A radical prostatectomy is performed to handle prostate cancer. This surgery takes out the prostate gland, the seminal vesicles and some additional localized tissue. Lymph nodes located in the pelvis are typically also removed (pelvic lymph node dissection) to be tested for cancer cells. This surgery is done to prevent the spread of cancer (metastasizes) to areas outside of the prostate.
Impotence is a risk factor of prostatectomy. Erection difficulties arise in about 7 or 8 of every 10 men who have a prostatectomy, notes the Better Health Channel. This surgery often damages the nerves in the penis. The risk of impotency after prostatectomy is highest in men who had erectile difficulties prior to the surgery.
Problems controlling urine arise after about one-third of prostatectomy procedures. Urine may leak from the penis due to injury to the sphincter during surgery. While a few men may need surgery to fix the incontinence, typically the incontinence is not permanent and clears up within three months to a year.
Damage to Rectum
Damage to the rectum is another possible risk of prostatectomy. This often leads to problems with bowel movements such as fecal incontinence.
A urethral stricture (scarring) is a possible side effect of prostatectomy surgery. Problematic scar tissue forms at the spot where the urethra was reattached to the bladder; it will cause a blockage that will change or block the flow pattern of urinary output. This side effect is rare.
Damage to Bladder and Ureters

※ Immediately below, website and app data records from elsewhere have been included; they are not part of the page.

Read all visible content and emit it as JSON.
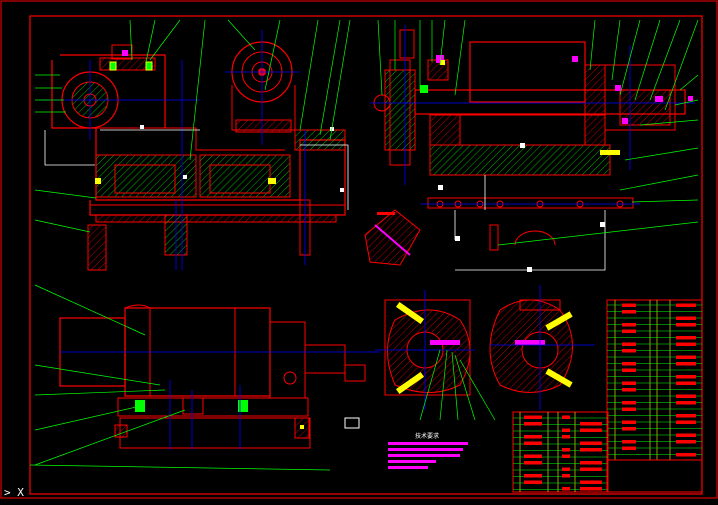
{
  "colors": {
    "background": "#000000",
    "frame": "#ff0000",
    "part": "#ff0000",
    "centerline": "#0000ff",
    "leader": "#00ff00",
    "dimension": "#ffffff",
    "hatch": "#00ff00",
    "highlight": "#ff00ff",
    "yellow": "#ffff00"
  },
  "ucs_icon": {
    "glyph": ">",
    "axis": "X"
  },
  "notes": {
    "title": "技术要求"
  },
  "title_block": {
    "parts_list": "parts-list-table",
    "block": "title-block-table"
  }
}
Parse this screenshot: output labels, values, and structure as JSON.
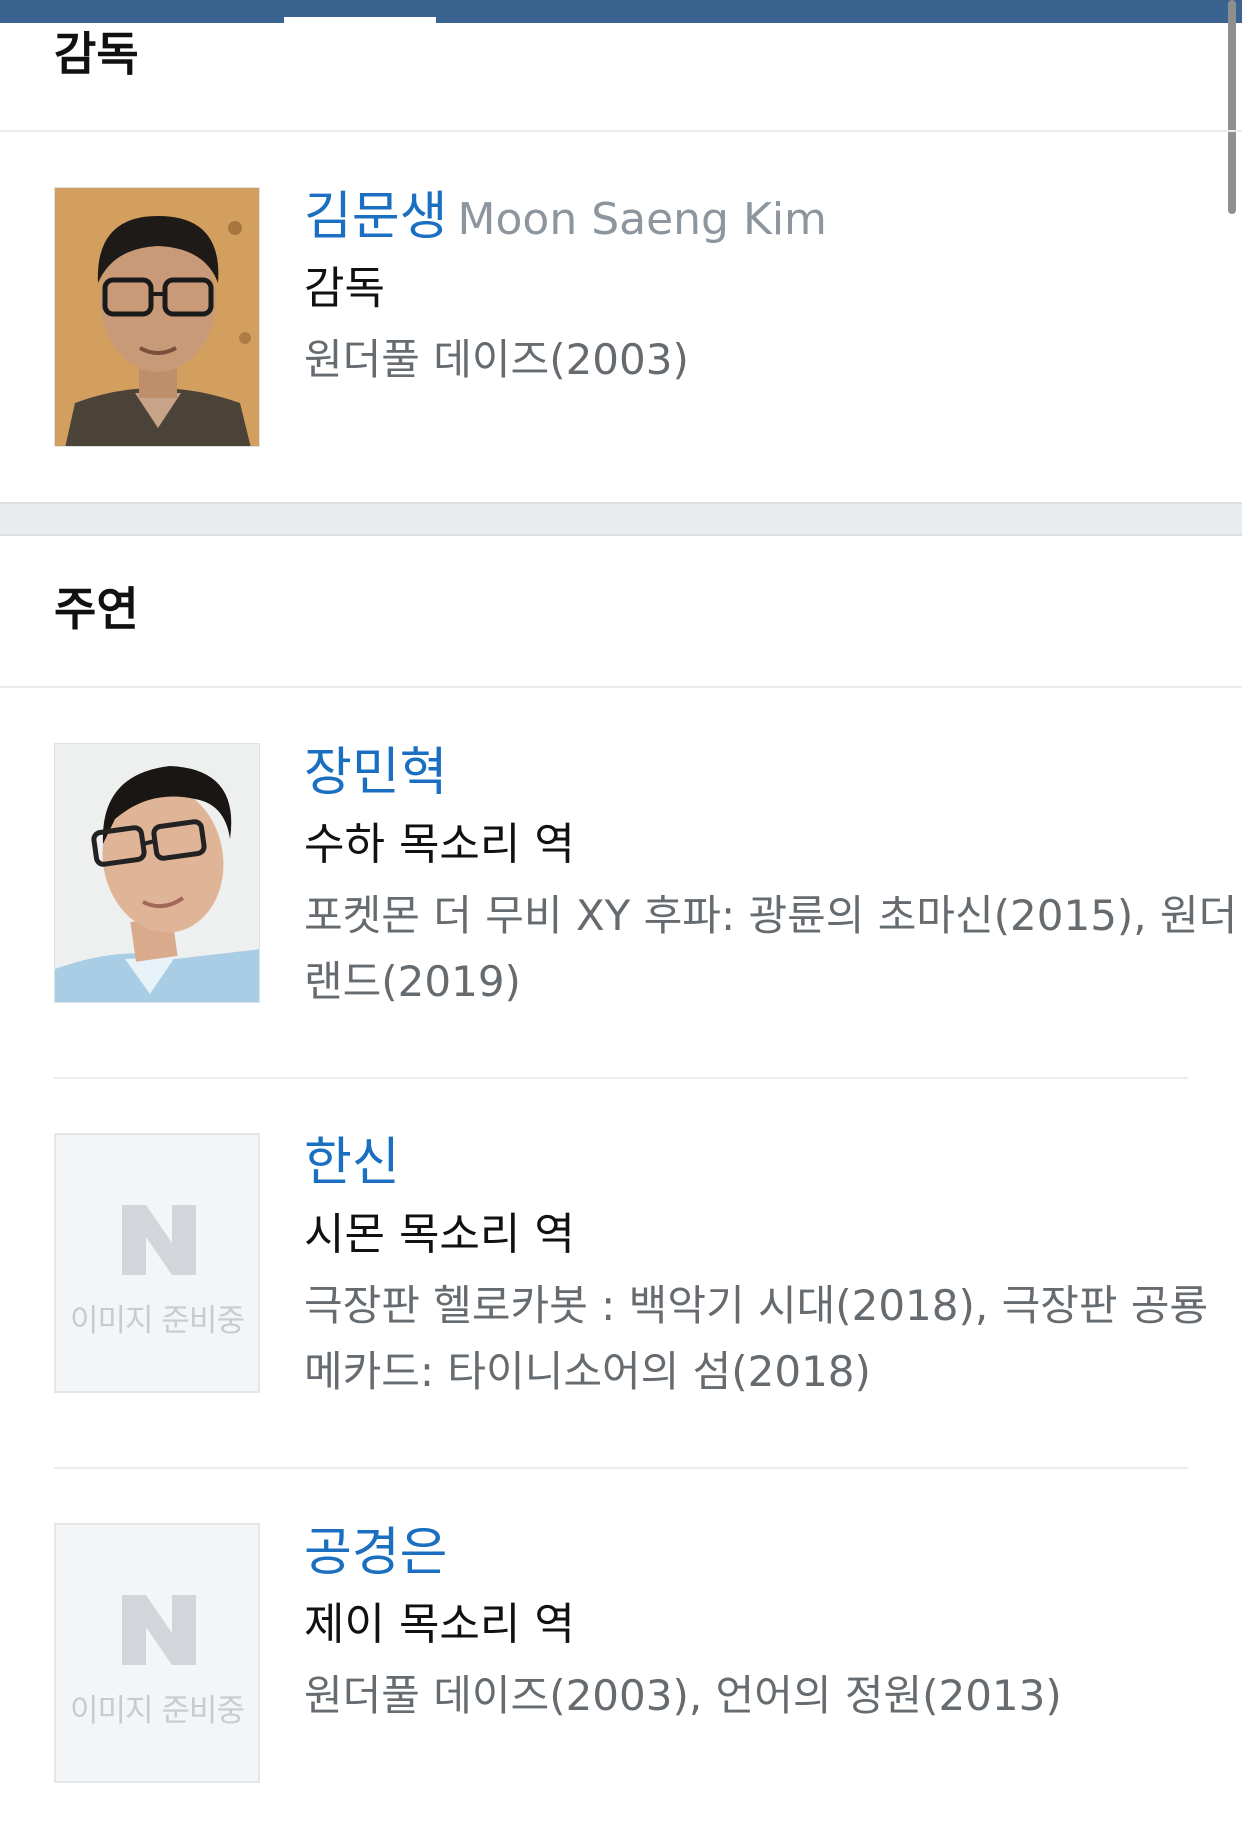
{
  "sections": {
    "director_title": "감독",
    "cast_title": "주연"
  },
  "director": {
    "name": "김문생",
    "english_name": "Moon Saeng Kim",
    "role": "감독",
    "works": "원더풀 데이즈(2003)"
  },
  "cast": [
    {
      "name": "장민혁",
      "role": "수하 목소리 역",
      "works": "포켓몬 더 무비 XY 후파: 광륜의 초마신(2015), 원더랜드(2019)"
    },
    {
      "name": "한신",
      "role": "시몬 목소리 역",
      "works": "극장판 헬로카봇 : 백악기 시대(2018), 극장판 공룡메카드: 타이니소어의 섬(2018)",
      "placeholder_text": "이미지 준비중"
    },
    {
      "name": "공경은",
      "role": "제이 목소리 역",
      "works": "원더풀 데이즈(2003), 언어의 정원(2013)",
      "placeholder_text": "이미지 준비중"
    }
  ],
  "colors": {
    "link": "#1a6fc0",
    "top_bar": "#3b6390",
    "muted": "#666b70",
    "english_name": "#8d969e"
  },
  "icons": {
    "placeholder_logo": "naver-n-logo"
  }
}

Damage to the bladder and ureters are risks of prostatectomy. These two organs are located quite close to the prostate. Thus, injuries to them sometimes do occur during this surgery.
Heart Attack and Stroke
Heart attack and stroke are risks for any surgery, including prostatectomy. Many patients who have prostate cancer are within the typical age range for a heart attack or stroke.
Infection is also a risk of prostatectomy. The infection may occur in the urinary tract, the chest, at the surgery incision or via an IV needle site. Signs of infection often include fever, swelling of the skin at the infection site and pus.
Deep Vein Thrombosis
Deep vein thrombosis is a known risk of prostatectomy. Blood clots may form in the legs during this surgery. Thus, blood thinning drugs are used prior to surgery to help prevent clots; stockings designed to prevent deep vein thrombosis are also typically worn during and after the surgery.
Unexpected bleeding is another risk of prostatectomy; if this occurs a blood transfusion will be needed.
A rare side effect of a prostatectomy procedure is death. This risk for death from this surgery is low, notes the Prostate Cancer Institute.
About this Author
Julia Bodeeb worked on staff in medical book/journal publishing for over a decade as a reporter, managing editor, and book acquisitions. She is now a writer at LIVESTRONG, Bright Hub, Associated Content, and Seed. Ms. Bodeeb has a B.A. in English and postgraduate credits in psychology and law. She won a Pulitzer Center Global Issues/Citizen Voices Award in 2008.